“My choice of colours is of­ten bold and dar­ing, I don’t like to stop half­way,” says Les­lie, whose bou­tique is lo­cated in Pav­il­ion Kuala Lumpur. “I love that about In­dia, only they are dar­ing enough to com­bine turquoise and fuch­sia or orange and green!”

His use of heavy bead­work, too, is rem­i­nis­cent of the stone-and bead-en­crusted fin­ery of In­dia.

“Look at In­dian jew­ellery. It’s never just one pearl, it’s al­ways a few things at once. Beads and jew­els are of­ten very big, and you can never have too much.
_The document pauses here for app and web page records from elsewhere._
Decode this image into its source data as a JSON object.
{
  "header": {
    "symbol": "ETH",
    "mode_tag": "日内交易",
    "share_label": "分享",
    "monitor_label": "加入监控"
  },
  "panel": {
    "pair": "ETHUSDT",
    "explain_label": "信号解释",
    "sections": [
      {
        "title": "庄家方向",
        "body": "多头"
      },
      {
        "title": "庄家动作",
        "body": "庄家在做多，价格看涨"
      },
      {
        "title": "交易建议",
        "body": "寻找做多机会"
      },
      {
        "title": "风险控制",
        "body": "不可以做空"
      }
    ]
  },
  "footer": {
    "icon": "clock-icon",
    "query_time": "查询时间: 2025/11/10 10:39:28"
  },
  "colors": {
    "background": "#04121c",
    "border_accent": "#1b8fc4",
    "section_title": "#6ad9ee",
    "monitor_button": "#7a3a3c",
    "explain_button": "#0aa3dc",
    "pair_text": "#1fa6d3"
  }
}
I love bring­ing that glam­our into my cre­ations,” ex­plains Les­lie.

Fes­tive mood: Modern ku­rung by Syomir Izwa that dis­plays its In­dian in­spi­ra­tions in its bold colour, drap­ing and chunky bead­work.

evening dress from Syomir Izwa’s Ma­ha­rani col­lec­tion. (Pic right) Tu­nic dress from In­di­fash­ion is jazzed up with fuschia edg­ing, colour­ful em­broi­dery and funky de­tail­ing.
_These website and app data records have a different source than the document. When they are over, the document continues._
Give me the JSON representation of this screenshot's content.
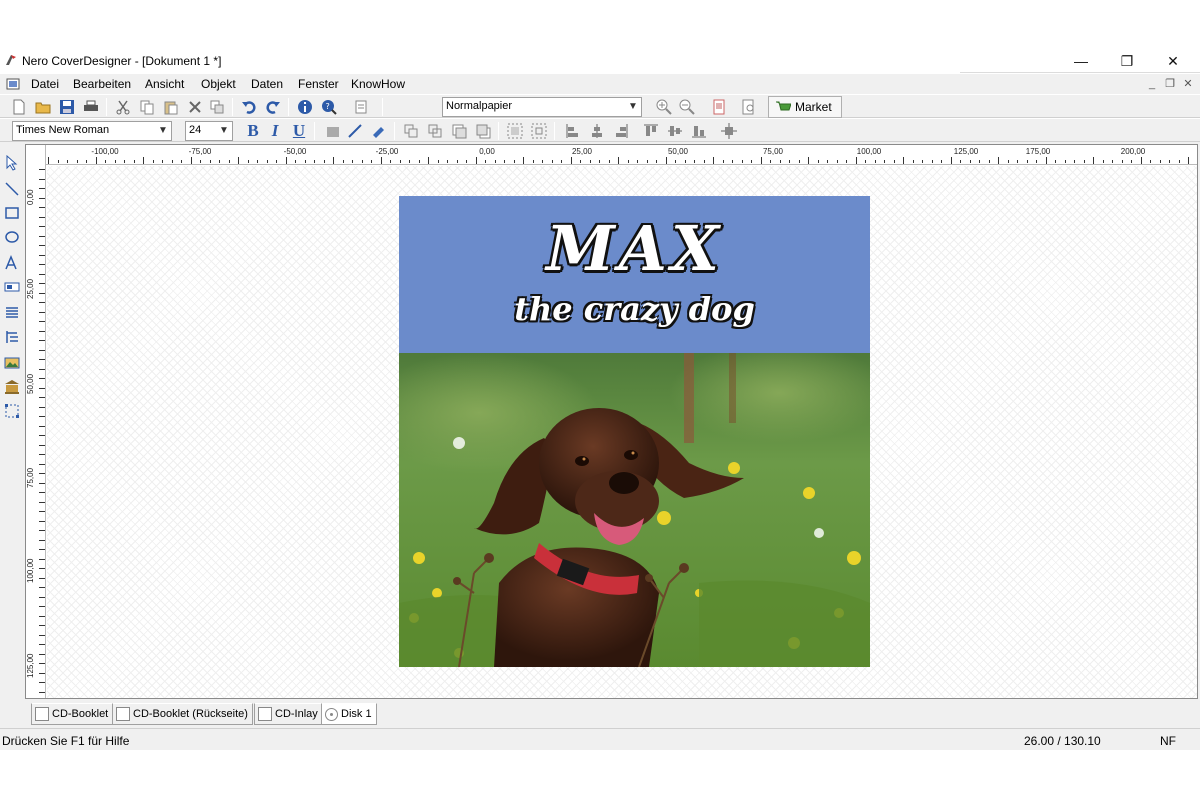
{
  "window": {
    "title": "Nero CoverDesigner - [Dokument 1 *]",
    "minimize": "—",
    "restore": "❐",
    "close": "✕",
    "mdi_minimize": "_",
    "mdi_restore": "❐",
    "mdi_close": "✕"
  },
  "menu": [
    "Datei",
    "Bearbeiten",
    "Ansicht",
    "Objekt",
    "Daten",
    "Fenster",
    "KnowHow"
  ],
  "toolbar": {
    "paper_select": "Normalpapier",
    "market_label": "Market",
    "font_family": "Times New Roman",
    "font_size": "24",
    "bold": "B",
    "italic": "I",
    "underline": "U"
  },
  "ruler": {
    "horizontal": [
      "-100,00",
      "-75,00",
      "-50,00",
      "-25,00",
      "0,00",
      "25,00",
      "50,00",
      "75,00",
      "100,00",
      "125,00",
      "175,00",
      "200,00"
    ],
    "vertical": [
      "0,00",
      "25,00",
      "50,00",
      "75,00",
      "100,00",
      "125,00"
    ]
  },
  "cover": {
    "title": "MAX",
    "subtitle": "the crazy dog",
    "header_color": "#6b8bcb"
  },
  "tabs": [
    "CD-Booklet",
    "CD-Booklet (Rückseite)",
    "CD-Inlay",
    "Disk 1"
  ],
  "status": {
    "help": "Drücken Sie F1 für Hilfe",
    "coords": "26.00 / 130.10",
    "mode": "NF"
  }
}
This an­i­mal-print gown by Les­lie Variyan takes its in­spi­ra­tion from In­dia with its use of chunky bead­work and drap­ing rem­i­nis­cent of a sa­ree.

Tu­nic dress from online re­tailer In­di­fash­ion. Paired with jeans or tights, it can also be worn as a top.

blaze by online re­tailer akhil blends tra­di­tional batik with a funky de­sign and typ­i­cal In­dian gold de­tail­ing in a cotton-cam­bric piece that can be worn as a dress or top.

(Pic be­low) dra­matic red and black en­sem­ble by Les­lie Variyan.

em­bel­lished hem and quilted front add a tra­di­tional touch to this dress from In­di­fash­ion.

Gown with flow­ing sleeves by Les­lie Variyan.

The de­tail­ing on this dress from In­di­fash­ion en­hances its earthy flo­ral print.

also from akhil, amaze

black (pic left) is a cot­ton­vis­cose and cotton cam­bric tu­nic top with batik de­tail­ing and em­broi­dered In­dian pais­ley de­sign on the back while

Jolie is a cotton voile top with eth­nic In­dian print.

Newspapers in English

Newspapers from Malaysia

© PressReader. All rights reserved.